Hammacher A, Wijdenes J, Hilton DJ, Nicola NA, Simpson RJ, Layton JE: Ligand-specific utilization of the extracellular membrane-proximal region of the gp130-related signalling receptors. Biochem J. 2000, 345: 25-32. 10.1042/0264-6021:3450025.
Skiniotis G, Lupardus PJ, Martick M, Walz T, Garcia KC: Structural organization of a full-length gp130/LIF-R cytokine receptor transmembrane complex. Mol Cell. 2008, 31 (5): 737-748. 10.1016/j.molcel.2008.08.011.
Heinrich PC, Behrmann I, Haan S, Hermanns HM, Müller-Newen G, Schaper F: Principles of interleukin (IL)-6-type cytokine signalling and its regulation. Biochem J. 2003, 374: 1-20. 10.1042/BJ20030407.

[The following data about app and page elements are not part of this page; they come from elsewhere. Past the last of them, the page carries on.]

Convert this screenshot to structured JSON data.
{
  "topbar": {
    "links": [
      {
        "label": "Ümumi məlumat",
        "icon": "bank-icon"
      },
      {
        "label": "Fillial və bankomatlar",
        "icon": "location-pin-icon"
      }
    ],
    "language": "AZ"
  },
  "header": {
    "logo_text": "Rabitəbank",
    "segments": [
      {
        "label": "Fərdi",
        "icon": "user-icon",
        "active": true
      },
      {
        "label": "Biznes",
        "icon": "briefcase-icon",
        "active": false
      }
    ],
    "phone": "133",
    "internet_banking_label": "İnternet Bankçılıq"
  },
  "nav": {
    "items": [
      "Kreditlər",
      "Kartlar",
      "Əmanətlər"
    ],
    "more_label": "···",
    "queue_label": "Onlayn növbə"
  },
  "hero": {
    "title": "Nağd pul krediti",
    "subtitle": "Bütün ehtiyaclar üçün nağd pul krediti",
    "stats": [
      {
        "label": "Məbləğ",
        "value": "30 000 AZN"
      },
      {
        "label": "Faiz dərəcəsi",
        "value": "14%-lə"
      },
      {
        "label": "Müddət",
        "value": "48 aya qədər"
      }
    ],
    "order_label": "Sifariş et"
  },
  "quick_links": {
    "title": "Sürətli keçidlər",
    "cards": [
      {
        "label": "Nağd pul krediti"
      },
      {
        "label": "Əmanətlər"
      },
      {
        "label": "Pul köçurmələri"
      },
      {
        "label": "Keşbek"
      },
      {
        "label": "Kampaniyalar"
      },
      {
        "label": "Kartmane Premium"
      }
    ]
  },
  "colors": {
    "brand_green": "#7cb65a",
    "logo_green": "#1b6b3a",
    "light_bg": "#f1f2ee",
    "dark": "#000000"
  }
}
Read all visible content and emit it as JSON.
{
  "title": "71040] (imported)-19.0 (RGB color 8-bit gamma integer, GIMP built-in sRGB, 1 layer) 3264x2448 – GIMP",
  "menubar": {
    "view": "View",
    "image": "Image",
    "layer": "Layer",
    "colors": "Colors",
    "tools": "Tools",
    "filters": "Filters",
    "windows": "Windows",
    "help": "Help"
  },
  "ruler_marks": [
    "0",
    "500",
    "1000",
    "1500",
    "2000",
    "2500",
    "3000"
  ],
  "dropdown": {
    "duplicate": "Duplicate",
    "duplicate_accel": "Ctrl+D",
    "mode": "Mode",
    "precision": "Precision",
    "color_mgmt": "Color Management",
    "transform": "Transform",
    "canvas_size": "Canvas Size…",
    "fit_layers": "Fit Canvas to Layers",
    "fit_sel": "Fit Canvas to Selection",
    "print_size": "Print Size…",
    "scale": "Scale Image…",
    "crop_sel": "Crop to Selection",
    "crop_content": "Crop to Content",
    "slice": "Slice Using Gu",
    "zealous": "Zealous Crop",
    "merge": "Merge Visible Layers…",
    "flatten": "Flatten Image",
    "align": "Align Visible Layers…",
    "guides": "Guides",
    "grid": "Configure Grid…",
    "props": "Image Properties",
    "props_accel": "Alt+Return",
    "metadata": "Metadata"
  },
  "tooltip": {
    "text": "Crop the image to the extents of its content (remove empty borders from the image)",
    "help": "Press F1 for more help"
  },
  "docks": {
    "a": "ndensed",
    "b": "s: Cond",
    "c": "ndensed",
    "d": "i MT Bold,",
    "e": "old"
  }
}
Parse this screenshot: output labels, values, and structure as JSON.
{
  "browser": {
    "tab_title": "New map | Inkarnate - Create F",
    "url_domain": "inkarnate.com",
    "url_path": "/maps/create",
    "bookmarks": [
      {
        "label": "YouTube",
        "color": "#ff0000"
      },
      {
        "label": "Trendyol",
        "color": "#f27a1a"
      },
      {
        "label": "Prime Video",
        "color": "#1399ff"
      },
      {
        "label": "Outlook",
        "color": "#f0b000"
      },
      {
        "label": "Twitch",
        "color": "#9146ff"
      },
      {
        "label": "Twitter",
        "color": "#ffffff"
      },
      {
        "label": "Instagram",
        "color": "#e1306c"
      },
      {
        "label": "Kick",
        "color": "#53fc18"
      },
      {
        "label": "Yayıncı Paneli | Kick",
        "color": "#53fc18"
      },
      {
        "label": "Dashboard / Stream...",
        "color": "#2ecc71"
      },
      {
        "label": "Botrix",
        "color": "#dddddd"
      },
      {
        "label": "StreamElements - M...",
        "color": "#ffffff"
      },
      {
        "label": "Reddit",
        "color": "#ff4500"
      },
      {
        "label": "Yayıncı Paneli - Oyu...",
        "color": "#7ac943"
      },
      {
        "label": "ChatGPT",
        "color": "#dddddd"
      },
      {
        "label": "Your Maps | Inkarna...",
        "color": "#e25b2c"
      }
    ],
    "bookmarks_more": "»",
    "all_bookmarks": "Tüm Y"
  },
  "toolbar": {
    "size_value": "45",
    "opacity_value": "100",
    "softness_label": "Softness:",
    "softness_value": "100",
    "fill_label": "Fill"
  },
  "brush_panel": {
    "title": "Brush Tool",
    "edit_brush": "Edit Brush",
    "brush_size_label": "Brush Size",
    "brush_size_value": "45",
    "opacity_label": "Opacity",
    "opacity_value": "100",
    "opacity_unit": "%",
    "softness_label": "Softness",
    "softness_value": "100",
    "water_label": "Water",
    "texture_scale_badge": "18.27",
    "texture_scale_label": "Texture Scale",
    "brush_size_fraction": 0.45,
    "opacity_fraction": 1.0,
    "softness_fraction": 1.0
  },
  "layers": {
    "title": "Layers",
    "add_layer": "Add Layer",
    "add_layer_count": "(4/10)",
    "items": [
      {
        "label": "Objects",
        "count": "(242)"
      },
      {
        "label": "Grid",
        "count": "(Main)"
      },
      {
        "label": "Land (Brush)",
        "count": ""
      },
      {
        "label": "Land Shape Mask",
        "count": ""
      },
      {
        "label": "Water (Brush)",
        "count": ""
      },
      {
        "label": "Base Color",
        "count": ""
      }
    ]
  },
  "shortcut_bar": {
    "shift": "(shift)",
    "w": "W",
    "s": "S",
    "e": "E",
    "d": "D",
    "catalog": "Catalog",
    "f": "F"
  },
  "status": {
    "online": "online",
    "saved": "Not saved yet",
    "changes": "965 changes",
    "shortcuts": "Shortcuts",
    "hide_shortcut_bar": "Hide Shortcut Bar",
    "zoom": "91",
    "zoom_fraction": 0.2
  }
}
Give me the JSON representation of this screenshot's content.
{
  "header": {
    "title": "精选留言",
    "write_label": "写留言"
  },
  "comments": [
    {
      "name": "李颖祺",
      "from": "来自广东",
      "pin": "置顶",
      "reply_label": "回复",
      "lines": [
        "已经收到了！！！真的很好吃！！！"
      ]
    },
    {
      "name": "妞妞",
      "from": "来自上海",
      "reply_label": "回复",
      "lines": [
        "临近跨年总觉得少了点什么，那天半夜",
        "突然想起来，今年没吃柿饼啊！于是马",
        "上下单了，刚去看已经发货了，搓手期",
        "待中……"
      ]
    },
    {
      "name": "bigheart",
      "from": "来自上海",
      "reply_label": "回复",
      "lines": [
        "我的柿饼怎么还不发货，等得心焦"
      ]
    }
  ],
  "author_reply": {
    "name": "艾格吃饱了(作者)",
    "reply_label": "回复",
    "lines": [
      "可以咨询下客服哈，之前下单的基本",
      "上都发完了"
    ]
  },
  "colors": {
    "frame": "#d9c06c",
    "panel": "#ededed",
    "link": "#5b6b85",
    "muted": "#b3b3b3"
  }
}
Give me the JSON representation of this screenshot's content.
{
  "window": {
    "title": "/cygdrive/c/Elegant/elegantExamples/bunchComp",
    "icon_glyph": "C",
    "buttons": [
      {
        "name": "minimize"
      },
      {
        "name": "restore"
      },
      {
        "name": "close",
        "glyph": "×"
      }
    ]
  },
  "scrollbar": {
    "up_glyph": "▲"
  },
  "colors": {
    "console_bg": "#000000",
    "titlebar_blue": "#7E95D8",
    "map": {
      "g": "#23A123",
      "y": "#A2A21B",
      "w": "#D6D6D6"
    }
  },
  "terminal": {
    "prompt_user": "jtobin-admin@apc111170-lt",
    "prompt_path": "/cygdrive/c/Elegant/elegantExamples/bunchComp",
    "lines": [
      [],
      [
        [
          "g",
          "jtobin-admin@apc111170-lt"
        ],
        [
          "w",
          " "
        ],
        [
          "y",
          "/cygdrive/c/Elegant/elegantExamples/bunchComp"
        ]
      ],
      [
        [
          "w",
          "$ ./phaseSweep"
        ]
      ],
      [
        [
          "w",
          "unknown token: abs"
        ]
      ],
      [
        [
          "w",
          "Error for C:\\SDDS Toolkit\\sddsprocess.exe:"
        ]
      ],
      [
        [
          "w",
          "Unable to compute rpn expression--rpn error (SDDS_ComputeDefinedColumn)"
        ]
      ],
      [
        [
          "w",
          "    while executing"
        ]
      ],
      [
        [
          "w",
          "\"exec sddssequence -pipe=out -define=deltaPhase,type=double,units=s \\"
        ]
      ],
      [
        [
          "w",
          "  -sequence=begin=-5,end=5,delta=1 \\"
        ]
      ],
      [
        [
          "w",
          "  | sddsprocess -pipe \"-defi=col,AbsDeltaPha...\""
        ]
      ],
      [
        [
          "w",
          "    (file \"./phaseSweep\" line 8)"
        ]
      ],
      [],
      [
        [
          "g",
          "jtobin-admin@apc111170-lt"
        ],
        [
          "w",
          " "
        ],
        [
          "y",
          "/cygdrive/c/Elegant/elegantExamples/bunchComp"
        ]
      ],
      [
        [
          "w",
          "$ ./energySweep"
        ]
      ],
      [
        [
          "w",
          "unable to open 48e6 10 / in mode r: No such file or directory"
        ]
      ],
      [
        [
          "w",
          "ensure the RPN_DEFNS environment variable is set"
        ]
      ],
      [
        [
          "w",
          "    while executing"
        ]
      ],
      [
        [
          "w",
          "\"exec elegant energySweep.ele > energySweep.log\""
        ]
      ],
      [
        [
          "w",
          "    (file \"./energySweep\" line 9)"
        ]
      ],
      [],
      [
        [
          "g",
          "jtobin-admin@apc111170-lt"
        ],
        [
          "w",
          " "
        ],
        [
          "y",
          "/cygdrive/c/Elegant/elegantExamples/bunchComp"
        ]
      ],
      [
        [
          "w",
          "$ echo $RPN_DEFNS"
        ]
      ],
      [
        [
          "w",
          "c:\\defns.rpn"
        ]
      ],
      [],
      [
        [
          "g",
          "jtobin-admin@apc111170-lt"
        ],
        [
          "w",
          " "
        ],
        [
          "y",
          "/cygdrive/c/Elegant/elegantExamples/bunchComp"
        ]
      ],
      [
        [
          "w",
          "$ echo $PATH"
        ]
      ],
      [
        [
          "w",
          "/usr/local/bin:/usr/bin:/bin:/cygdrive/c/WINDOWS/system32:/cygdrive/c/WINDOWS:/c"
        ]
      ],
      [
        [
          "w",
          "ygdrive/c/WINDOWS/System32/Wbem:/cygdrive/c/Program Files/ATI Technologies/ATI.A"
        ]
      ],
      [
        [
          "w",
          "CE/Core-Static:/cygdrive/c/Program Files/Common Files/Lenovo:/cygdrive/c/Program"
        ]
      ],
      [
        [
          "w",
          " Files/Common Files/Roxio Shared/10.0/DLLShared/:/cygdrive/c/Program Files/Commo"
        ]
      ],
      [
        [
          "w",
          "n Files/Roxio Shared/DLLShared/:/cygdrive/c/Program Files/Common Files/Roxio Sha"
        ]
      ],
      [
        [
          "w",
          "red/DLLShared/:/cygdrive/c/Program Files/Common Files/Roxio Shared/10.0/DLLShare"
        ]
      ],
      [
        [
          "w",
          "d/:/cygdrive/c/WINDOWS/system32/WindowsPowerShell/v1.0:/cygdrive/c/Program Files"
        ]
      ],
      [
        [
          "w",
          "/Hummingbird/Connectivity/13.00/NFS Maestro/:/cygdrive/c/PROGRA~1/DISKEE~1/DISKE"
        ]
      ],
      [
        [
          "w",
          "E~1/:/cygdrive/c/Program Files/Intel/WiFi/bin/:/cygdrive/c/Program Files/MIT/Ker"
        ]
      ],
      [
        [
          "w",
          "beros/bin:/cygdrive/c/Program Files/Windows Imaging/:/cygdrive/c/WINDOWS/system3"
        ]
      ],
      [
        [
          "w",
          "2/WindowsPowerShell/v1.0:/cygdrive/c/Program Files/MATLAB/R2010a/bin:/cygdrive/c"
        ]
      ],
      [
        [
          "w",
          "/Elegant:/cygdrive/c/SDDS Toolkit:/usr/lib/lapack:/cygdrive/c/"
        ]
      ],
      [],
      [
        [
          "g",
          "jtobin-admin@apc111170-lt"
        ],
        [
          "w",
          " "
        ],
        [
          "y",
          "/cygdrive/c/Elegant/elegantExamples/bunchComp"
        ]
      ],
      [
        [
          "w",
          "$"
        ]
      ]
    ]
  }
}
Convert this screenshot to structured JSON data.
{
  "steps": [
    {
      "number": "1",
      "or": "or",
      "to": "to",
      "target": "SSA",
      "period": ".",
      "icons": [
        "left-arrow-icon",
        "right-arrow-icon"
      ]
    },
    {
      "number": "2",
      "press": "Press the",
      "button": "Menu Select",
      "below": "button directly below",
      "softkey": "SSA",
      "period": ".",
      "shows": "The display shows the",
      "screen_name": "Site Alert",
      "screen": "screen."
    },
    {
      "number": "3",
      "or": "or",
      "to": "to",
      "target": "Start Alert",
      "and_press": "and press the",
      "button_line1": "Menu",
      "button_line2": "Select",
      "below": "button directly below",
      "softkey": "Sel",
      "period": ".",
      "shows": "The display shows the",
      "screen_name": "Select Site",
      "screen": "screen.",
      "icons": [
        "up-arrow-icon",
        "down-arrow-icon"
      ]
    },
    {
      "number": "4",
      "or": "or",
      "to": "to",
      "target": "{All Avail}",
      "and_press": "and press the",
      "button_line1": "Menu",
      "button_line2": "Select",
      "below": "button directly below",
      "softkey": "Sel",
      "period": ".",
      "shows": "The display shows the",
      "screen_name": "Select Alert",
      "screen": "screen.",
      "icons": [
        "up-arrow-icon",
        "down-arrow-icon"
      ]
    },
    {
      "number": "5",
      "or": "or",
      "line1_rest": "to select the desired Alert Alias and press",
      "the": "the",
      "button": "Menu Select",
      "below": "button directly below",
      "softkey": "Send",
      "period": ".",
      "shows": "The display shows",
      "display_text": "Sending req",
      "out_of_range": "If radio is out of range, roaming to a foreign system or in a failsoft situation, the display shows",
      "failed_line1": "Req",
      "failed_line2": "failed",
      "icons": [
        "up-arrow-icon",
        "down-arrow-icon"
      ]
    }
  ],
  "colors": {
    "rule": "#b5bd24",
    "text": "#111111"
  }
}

Wang X, Lupardus P, Laporte SL, Garcia KC: Structural biology of shared cytokine receptors. Annu Rev Immunol. 2009, 27: 29-60. 10.1146/annurev.immunol.24.021605.090616.
The project was supported by the Deutsche Forschungsgemeinschaft (SFB 542 projects A2 and Z1). The authors would like to thank Anne Schmitt, Christina Khouri, Dieter Schwache and Hildegard Schmitz-van de Leur for technical support.
LB designed and performed most of the experiments including cloning of the constructs and participtated in writing of the manuscript, AK designed plasmid constructs and contributed to most of the experiments, SK established expression of the mOSM-RFPs and performed a first characterization of the recombinant proteins, MV participated in bn-PAGE and generated and validated the stable cell line used for confocal microscopy, GMN initiated and supervised the study and wrote the manuscript. All authors read and approved the final manuscript.
Electronic supplementary material
Authors’ original submitted files for images
About this article
Cite this article
Brolund, L., Küster, A., Korr, S. et al. A receptor fusion protein for the inhibition of murine oncostatin M. BMC Biotechnol 11, 3 (2011). https://doi.org/10.1186/1472-6750-11-3
- Receptor Subunit
- Leukemia Inhibitory Factor
- Concentrate Supernatant
- Leukemia Inhibitory Factor Receptor
- Murine Embryonic Fibroblast